┌────────

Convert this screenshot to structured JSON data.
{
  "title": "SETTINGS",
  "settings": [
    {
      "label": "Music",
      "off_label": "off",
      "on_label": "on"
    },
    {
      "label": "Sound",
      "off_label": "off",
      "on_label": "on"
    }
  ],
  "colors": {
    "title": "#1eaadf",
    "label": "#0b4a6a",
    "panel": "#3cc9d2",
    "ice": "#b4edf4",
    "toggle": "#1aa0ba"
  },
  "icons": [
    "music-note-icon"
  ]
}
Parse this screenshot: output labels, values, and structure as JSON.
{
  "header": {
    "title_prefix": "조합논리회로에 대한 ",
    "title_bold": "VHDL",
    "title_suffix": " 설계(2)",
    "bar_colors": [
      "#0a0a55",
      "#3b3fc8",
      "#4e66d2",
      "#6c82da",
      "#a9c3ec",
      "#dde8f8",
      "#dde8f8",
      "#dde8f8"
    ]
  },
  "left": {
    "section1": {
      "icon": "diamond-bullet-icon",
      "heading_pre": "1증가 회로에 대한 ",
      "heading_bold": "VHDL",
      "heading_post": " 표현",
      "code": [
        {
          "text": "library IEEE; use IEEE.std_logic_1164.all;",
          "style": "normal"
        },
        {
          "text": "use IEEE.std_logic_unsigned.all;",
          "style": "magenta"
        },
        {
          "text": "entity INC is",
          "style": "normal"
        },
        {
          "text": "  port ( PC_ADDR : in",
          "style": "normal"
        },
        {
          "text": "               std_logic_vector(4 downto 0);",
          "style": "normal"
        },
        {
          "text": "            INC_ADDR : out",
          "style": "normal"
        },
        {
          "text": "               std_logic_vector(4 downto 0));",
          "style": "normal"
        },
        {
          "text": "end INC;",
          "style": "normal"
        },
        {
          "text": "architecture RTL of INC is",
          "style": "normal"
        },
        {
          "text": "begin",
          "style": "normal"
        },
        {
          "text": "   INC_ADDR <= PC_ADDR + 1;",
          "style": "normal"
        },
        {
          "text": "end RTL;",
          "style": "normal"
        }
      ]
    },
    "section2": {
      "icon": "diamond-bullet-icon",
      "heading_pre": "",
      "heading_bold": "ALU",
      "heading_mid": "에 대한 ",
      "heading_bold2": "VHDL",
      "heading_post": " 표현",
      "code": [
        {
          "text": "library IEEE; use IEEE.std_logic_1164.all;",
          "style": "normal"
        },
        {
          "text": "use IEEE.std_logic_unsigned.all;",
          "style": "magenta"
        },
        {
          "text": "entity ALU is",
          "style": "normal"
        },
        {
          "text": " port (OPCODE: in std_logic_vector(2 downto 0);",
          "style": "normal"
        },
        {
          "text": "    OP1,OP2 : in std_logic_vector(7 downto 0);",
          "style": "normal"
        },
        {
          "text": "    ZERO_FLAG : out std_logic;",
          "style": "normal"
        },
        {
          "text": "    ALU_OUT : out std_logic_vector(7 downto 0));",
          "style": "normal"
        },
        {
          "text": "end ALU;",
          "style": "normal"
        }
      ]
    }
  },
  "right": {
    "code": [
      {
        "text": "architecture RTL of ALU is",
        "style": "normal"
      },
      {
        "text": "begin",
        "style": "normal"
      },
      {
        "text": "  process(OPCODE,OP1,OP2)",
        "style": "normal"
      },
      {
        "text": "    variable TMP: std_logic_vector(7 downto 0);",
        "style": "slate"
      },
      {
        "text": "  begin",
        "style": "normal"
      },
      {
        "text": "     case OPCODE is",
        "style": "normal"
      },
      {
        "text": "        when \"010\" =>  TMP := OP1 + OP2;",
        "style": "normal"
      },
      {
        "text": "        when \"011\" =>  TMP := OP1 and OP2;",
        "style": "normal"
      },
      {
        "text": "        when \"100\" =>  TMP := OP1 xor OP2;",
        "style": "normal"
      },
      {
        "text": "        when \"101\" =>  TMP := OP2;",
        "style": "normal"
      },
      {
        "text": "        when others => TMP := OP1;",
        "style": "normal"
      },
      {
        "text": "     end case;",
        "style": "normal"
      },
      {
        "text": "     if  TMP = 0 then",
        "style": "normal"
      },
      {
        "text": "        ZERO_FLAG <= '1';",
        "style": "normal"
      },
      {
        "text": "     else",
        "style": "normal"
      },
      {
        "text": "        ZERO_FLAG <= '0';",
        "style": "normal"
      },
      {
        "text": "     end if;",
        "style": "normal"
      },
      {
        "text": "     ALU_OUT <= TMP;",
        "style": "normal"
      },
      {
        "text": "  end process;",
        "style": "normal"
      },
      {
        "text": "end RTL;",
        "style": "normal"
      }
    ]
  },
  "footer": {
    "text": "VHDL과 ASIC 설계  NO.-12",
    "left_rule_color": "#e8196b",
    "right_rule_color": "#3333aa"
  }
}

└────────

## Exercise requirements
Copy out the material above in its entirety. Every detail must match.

## Reply to the exercise
Convert this screenshot to structured JSON data.
{
  "title": "SETTINGS",
  "settings": [
    {
      "label": "Music",
      "off_label": "off",
      "on_label": "on"
    },
    {
      "label": "Sound",
      "off_label": "off",
      "on_label": "on"
    }
  ],
  "colors": {
    "title": "#1eaadf",
    "label": "#0b4a6a",
    "panel": "#3cc9d2",
    "ice": "#b4edf4",
    "toggle": "#1aa0ba"
  },
  "icons": [
    "music-note-icon"
  ]
}
Parse this screenshot: output labels, values, and structure as JSON.
{
  "header": {
    "title_prefix": "조합논리회로에 대한 ",
    "title_bold": "VHDL",
    "title_suffix": " 설계(2)",
    "bar_colors": [
      "#0a0a55",
      "#3b3fc8",
      "#4e66d2",
      "#6c82da",
      "#a9c3ec",
      "#dde8f8",
      "#dde8f8",
      "#dde8f8"
    ]
  },
  "left": {
    "section1": {
      "icon": "diamond-bullet-icon",
      "heading_pre": "1증가 회로에 대한 ",
      "heading_bold": "VHDL",
      "heading_post": " 표현",
      "code": [
        {
          "text": "library IEEE; use IEEE.std_logic_1164.all;",
          "style": "normal"
        },
        {
          "text": "use IEEE.std_logic_unsigned.all;",
          "style": "magenta"
        },
        {
          "text": "entity INC is",
          "style": "normal"
        },
        {
          "text": "  port ( PC_ADDR : in",
          "style": "normal"
        },
        {
          "text": "               std_logic_vector(4 downto 0);",
          "style": "normal"
        },
        {
          "text": "            INC_ADDR : out",
          "style": "normal"
        },
        {
          "text": "               std_logic_vector(4 downto 0));",
          "style": "normal"
        },
        {
          "text": "end INC;",
          "style": "normal"
        },
        {
          "text": "architecture RTL of INC is",
          "style": "normal"
        },
        {
          "text": "begin",
          "style": "normal"
        },
        {
          "text": "   INC_ADDR <= PC_ADDR + 1;",
          "style": "normal"
        },
        {
          "text": "end RTL;",
          "style": "normal"
        }
      ]
    },
    "section2": {
      "icon": "diamond-bullet-icon",
      "heading_pre": "",
      "heading_bold": "ALU",
      "heading_mid": "에 대한 ",
      "heading_bold2": "VHDL",
      "heading_post": " 표현",
      "code": [
        {
          "text": "library IEEE; use IEEE.std_logic_1164.all;",
          "style": "normal"
        },
        {
          "text": "use IEEE.std_logic_unsigned.all;",
          "style": "magenta"
        },
        {
          "text": "entity ALU is",
          "style": "normal"
        },
        {
          "text": " port (OPCODE: in std_logic_vector(2 downto 0);",
          "style": "normal"
        },
        {
          "text": "    OP1,OP2 : in std_logic_vector(7 downto 0);",
          "style": "normal"
        },
        {
          "text": "    ZERO_FLAG : out std_logic;",
          "style": "normal"
        },
        {
          "text": "    ALU_OUT : out std_logic_vector(7 downto 0));",
          "style": "normal"
        },
        {
          "text": "end ALU;",
          "style": "normal"
        }
      ]
    }
  },
  "right": {
    "code": [
      {
        "text": "architecture RTL of ALU is",
        "style": "normal"
      },
      {
        "text": "begin",
        "style": "normal"
      },
      {
        "text": "  process(OPCODE,OP1,OP2)",
        "style": "normal"
      },
      {
        "text": "    variable TMP: std_logic_vector(7 downto 0);",
        "style": "slate"
      },
      {
        "text": "  begin",
        "style": "normal"
      },
      {
        "text": "     case OPCODE is",
        "style": "normal"
      },
      {
        "text": "        when \"010\" =>  TMP := OP1 + OP2;",
        "style": "normal"
      },
      {
        "text": "        when \"011\" =>  TMP := OP1 and OP2;",
        "style": "normal"
      },
      {
        "text": "        when \"100\" =>  TMP := OP1 xor OP2;",
        "style": "normal"
      },
      {
        "text": "        when \"101\" =>  TMP := OP2;",
        "style": "normal"
      },
      {
        "text": "        when others => TMP := OP1;",
        "style": "normal"
      },
      {
        "text": "     end case;",
        "style": "normal"
      },
      {
        "text": "     if  TMP = 0 then",
        "style": "normal"
      },
      {
        "text": "        ZERO_FLAG <= '1';",
        "style": "normal"
      },
      {
        "text": "     else",
        "style": "normal"
      },
      {
        "text": "        ZERO_FLAG <= '0';",
        "style": "normal"
      },
      {
        "text": "     end if;",
        "style": "normal"
      },
      {
        "text": "     ALU_OUT <= TMP;",
        "style": "normal"
      },
      {
        "text": "  end process;",
        "style": "normal"
      },
      {
        "text": "end RTL;",
        "style": "normal"
      }
    ]
  },
  "footer": {
    "text": "VHDL과 ASIC 설계  NO.-12",
    "left_rule_color": "#e8196b",
    "right_rule_color": "#3333aa"
  }
}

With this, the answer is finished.